We wrote in a post from August 2015:
Hungry children have more social and behavioral problems, have less energy for complex social interactions, and cannot adapt as effectively to environmental stresses. The negative effects of hunger and food insecurity on children are:
In the latest report from the Food Research and Action Center (FRAC), more than 12 million children of the 21 million who qualify for free lunch, eat free or low-cost breakfast at school. Too many miss out either because the meal is served before school starts, kids can’t get there in time or because students are too ashamed to admit their families can’t afford the basics, or their schools simply do not offer breakfast. To counteract these challenges, many schools have moved to no cost breakfasts for all students, leading the path to implementing in-classroom breakfast. Teachers who do have in classroom breakfast report that the positive results are worth the 15 minutes of class time for the meal. They are using the time to collect assignments, take role call, and read announcements. Students become more energized and ready to learn. There is greater attendance, increased attentiveness, fewer behavioral problems, greater recall and problem solving.
School breakfast and lunch programs are becoming more important than ever. For the first time, low-income children make up more than half of all students in public schools in the US. Within the communities we serve at Table to Table, 54% of students are eligible for school breakfast programs in Essex County, 55% are eligible in Hudson County and 57% in Passaic County. Although Bergen County is ranked #20 of 21 counties, there is still a 26% eligibility rate. That equates to 1 in 4 kids in one of the wealthiest counties in the country. Statewide, New Jersey has seen a 77% increase in the number of students receiving a healthy school breakfast, rising to more than 240,500 in April 2016. The progress is due to a greater number of districts serving “breakfast after the bell.”
School breakfast and lunch programs; along with SNAP benefits can give low-income children a chance at regular, healthy meals. And whether or not these programs exist, we, at Table to Table, continue to rescue and redistribute healthy food to community organizations like La Casa De Don Pedro in Newark and St. Augustine Youth Program, Paterson, to help fill the gap in breakfast, lunch AND dinner in a most nutritious way!

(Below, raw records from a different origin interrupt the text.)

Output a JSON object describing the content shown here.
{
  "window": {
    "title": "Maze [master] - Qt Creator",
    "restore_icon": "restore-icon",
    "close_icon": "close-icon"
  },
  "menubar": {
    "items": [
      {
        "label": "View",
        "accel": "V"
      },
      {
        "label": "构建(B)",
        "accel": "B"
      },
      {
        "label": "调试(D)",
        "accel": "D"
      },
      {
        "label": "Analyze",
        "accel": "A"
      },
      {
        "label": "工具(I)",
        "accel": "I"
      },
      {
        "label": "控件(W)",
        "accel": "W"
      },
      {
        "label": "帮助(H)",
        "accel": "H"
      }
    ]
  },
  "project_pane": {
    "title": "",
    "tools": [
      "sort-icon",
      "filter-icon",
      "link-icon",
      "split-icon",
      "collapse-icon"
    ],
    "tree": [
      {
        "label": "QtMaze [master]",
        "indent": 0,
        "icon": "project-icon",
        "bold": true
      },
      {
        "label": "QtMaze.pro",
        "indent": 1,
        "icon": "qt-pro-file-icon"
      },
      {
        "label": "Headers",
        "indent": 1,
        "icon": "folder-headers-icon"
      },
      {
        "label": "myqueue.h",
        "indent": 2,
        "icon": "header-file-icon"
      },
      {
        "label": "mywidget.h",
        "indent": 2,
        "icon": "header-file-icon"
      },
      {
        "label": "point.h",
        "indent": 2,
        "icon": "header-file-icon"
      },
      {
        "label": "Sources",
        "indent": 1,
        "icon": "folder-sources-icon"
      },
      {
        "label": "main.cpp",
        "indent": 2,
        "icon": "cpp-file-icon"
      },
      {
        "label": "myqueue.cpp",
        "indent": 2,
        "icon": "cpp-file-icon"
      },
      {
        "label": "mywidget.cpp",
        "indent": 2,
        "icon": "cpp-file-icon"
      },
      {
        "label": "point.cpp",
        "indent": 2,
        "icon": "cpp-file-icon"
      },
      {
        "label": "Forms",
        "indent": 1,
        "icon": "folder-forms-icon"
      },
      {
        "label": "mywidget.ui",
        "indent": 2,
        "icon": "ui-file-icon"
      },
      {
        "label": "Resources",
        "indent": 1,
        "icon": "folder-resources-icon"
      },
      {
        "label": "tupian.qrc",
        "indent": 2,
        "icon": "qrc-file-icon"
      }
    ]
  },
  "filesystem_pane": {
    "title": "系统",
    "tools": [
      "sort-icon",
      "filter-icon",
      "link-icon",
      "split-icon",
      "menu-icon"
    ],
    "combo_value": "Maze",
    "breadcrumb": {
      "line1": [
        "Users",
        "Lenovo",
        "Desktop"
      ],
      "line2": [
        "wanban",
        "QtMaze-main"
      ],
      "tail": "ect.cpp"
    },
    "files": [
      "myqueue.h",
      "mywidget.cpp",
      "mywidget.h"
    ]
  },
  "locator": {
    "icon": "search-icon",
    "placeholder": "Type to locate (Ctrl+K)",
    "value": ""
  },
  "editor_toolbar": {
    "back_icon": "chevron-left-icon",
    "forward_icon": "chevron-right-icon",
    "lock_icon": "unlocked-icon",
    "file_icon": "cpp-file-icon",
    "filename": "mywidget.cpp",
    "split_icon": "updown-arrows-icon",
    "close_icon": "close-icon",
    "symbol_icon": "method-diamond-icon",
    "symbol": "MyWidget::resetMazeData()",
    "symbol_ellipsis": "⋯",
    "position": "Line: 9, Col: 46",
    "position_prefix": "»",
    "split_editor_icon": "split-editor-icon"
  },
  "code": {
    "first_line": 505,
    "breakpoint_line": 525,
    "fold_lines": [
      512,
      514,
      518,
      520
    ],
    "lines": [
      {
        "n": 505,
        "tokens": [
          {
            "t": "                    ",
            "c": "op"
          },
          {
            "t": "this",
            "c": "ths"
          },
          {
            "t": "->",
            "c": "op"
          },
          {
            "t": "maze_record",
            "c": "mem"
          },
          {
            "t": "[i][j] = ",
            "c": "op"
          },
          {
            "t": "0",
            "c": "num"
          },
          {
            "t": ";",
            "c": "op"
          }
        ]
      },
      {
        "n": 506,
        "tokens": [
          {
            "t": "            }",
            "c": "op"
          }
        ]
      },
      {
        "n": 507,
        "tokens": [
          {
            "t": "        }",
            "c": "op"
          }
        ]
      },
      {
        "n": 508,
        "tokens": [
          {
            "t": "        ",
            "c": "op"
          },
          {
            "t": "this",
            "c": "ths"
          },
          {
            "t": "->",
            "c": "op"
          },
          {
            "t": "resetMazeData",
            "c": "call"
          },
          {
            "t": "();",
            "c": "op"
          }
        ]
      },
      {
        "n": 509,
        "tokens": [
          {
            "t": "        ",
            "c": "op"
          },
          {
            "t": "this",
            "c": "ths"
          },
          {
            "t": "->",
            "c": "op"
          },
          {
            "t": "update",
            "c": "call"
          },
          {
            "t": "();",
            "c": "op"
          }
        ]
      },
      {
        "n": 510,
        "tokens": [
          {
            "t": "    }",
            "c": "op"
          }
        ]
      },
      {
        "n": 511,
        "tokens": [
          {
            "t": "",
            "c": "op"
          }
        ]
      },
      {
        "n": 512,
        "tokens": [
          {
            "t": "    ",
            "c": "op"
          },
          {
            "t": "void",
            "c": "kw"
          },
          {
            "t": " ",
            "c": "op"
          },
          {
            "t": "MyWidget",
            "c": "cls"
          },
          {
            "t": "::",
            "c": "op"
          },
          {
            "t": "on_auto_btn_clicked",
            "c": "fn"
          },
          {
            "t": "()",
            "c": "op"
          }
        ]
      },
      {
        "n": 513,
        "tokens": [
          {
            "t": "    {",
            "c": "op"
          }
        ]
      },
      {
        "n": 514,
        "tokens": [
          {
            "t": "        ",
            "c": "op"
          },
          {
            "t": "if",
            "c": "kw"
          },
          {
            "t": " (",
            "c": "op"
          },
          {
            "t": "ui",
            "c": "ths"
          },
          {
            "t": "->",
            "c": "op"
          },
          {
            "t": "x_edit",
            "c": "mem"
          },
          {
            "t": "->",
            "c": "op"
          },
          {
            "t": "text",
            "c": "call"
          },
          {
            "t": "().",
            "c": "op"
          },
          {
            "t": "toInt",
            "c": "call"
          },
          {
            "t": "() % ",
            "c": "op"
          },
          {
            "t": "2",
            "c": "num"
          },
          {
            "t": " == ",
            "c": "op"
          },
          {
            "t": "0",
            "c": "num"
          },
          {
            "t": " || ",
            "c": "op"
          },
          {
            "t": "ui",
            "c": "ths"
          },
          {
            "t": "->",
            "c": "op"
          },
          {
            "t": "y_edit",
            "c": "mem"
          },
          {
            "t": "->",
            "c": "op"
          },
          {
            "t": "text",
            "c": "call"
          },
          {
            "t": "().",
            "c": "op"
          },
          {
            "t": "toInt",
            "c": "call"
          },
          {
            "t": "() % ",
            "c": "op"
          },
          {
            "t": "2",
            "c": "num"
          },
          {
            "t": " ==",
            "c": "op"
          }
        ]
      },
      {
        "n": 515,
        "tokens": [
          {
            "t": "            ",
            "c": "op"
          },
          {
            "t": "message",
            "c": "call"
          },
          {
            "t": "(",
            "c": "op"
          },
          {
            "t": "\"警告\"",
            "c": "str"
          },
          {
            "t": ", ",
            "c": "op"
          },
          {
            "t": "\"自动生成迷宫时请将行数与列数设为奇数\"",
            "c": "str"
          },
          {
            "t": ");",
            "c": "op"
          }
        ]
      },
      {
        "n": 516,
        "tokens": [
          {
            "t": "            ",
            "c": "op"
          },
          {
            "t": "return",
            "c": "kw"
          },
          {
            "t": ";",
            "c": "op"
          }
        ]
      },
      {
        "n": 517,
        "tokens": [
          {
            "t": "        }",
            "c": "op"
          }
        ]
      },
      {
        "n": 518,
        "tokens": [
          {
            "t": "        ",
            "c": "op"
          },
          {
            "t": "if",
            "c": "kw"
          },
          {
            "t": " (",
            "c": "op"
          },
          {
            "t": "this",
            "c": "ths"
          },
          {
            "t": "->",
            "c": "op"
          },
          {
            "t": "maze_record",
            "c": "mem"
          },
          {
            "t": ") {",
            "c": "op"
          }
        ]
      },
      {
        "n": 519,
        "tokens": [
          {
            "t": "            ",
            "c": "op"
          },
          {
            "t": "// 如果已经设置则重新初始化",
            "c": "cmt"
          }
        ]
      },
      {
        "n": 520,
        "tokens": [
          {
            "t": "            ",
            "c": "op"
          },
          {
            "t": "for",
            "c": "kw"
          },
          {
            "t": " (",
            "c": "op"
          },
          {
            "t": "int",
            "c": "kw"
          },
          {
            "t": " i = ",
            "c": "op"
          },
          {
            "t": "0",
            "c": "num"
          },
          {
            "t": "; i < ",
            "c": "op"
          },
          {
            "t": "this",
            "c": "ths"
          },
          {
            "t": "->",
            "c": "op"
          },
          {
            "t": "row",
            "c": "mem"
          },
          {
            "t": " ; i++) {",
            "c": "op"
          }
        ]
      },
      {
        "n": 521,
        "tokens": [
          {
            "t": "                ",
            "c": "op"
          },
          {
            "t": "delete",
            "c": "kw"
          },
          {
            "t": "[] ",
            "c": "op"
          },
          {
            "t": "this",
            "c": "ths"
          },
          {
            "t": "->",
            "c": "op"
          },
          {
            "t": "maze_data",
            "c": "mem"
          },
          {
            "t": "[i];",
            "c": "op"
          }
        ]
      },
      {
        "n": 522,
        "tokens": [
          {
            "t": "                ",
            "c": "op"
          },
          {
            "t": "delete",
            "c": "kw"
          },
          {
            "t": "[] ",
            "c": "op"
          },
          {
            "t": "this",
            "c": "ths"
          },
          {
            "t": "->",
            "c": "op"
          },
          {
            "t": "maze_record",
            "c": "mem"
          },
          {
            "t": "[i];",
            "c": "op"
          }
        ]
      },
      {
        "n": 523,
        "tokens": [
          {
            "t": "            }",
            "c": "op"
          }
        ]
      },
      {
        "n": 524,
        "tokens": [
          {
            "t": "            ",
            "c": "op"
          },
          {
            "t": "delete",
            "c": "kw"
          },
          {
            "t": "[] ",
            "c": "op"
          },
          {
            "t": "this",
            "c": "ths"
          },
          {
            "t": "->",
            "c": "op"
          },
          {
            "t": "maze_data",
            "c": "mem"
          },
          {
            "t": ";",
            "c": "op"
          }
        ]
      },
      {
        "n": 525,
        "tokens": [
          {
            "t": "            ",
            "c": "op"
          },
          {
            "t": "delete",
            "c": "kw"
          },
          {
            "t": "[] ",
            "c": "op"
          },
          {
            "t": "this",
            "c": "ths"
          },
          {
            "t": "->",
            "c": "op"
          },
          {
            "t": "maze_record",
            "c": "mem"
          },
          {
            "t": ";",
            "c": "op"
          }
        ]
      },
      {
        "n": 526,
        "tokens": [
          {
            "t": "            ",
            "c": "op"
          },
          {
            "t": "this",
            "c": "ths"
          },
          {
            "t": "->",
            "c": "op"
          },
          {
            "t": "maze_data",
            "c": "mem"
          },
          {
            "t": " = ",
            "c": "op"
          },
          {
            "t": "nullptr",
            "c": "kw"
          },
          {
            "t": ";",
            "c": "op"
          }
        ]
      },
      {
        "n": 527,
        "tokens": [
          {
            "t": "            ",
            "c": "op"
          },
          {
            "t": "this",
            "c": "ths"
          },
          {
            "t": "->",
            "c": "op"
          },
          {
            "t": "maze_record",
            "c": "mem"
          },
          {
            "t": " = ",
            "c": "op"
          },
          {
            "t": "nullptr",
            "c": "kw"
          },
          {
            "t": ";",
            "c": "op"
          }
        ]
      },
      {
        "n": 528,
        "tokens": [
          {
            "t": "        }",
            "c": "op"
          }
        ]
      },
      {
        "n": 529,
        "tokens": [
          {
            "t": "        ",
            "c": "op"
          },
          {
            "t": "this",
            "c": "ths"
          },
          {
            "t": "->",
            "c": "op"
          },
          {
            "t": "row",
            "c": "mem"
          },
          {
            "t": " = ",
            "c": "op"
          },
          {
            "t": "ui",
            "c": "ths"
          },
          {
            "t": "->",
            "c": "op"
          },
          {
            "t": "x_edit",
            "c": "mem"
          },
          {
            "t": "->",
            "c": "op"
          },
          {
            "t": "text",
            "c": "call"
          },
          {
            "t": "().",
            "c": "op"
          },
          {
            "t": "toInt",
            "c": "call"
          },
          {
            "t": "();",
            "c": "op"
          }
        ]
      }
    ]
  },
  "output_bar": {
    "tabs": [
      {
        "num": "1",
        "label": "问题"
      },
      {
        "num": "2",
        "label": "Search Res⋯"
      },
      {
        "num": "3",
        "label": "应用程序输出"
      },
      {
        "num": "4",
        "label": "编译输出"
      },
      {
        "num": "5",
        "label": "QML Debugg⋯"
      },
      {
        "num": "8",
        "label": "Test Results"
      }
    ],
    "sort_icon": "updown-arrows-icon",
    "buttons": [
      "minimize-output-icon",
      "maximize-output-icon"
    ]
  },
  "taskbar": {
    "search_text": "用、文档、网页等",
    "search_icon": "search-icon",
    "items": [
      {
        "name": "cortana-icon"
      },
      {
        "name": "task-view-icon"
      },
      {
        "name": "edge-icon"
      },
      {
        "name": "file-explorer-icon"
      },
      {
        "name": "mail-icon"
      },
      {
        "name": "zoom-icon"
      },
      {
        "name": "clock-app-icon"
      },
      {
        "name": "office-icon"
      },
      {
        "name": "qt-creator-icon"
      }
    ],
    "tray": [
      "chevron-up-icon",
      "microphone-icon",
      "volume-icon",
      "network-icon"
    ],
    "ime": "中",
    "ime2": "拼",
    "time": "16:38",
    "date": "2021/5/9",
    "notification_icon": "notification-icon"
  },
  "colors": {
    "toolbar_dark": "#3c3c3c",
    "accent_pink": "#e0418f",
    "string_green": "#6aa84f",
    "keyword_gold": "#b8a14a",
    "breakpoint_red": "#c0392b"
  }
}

Food rescue can help teachers nourish children’s minds without having to worry about their bellies. And amazing teachers like Sarah Gibson Howton can continue to focus on educating the minds of the future.